Russia’s invasion of Ukraine will continue to tighten global food supply, senators say
Russia’s invasion of Ukraine has global implications, and two Republicans who are members of the United States Senate Agriculture Committee believe that the conflict is going to worsen and has implications for the global food supply.
Roger Marshall, of Kansas, said the invasion, on its 42nd day on April 6, has meant unspeakable suffering in Ukraine and the impact may make world hunger the pandemic of 2023 and 2024. Marshall and Joni Ernst, of Iowa, along with the members of the Ukrainian Civil Society, provided an update on Russia’s invasion and the impact on global food security and energy markets during a video conference call with the media.
Marshall, who recently went to the Ukraine’s bordering country of Poland, spoke about global unrest and he fears a repeat of an Arab Spring that plagued the Middle East about 10 years ago.
“Americans are not immune,” he said from the consequences of civil unrest.
The current invasion has tied up the ports of the Black Sea, which is Ukraine’s gateway for “milk and honey,” Marshall said. Ukraine farmers should be planting corn, sunflower and soybeans, he said, instead their equipment is being turned into weapons as the world loses food production, which can only mean more hunger and potentially starvation, particularly for countries that depend on the region for their staple items.
U.S. farmers and ranchers are also paying a price with high fuel, fertilizer and other production related costs that impact crops, cattle and swine production. Inflation and higher interest rates have also added to the bottom line expenses for producers.

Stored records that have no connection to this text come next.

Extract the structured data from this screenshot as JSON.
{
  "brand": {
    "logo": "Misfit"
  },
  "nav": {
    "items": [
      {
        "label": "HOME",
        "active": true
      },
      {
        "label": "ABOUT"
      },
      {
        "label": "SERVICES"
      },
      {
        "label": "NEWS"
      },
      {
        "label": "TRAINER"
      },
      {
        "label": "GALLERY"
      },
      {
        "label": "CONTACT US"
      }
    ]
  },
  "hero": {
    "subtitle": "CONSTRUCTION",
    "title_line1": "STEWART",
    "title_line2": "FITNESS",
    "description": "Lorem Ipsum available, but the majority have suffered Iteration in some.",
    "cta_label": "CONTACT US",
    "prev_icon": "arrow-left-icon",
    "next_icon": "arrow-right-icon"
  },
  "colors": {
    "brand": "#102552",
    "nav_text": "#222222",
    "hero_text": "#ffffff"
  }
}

Ernst said Russia’s invasion of Ukraine first and foremost should be measured by the deaths of innocent Ukrainians followed by the economic impact across the world. She said 400 million people depend directly on agricultural production from Ukraine and Russia. Fourteen African countries and Egypt are dependent upon that region to feed their people.
Russia has effectively shut down the Black Sea ports, which means not only the shutdown of exports, but also stops the importation of seed, fuel and fertilizer for Ukrainian farmers to grow crops, she said.
“Russia is using food as a quiet weapon,” Ernst said.
Ernst believes Ukrainians can win. “That’s an absolute must.” For that to occur they must be properly equipped by the U.S. and NATO countries.
Ukrainian officials who were also on the call implored upon President Joe Biden and Congress to help them and to hold Russian President Vladimir Putin accountable for what they called a “culture of genocide.”
“There is a perfect storm brewing in the Black Sea due to Putin’s unprovoked war. Ukraine is the breadbasket of Europe and a major exporter of sunflower oil, corn, wheat and other staple foods. One third of all wheat exported in the world flows through the Black Sea. Every day this war continues takes us closer to the point-of-no-return where we will see food insecurity at a global level because it prevents Ukrainians from planting, harvesting, and shipping food. The commodity price explosion caused by this war will impact the pocketbook of every American already faced with staggering inflation,” Marshall said in a statement after the event.
“The strength and resilience of the Ukrainian people has inspired this nation and the world. We must get them the weapons they need and we must continue to stand side by side with them and all their farmers who work each day to feed and fuel those around the globe.”
Dave Bergmeier can be reached at 620-227-1822 or [email protected].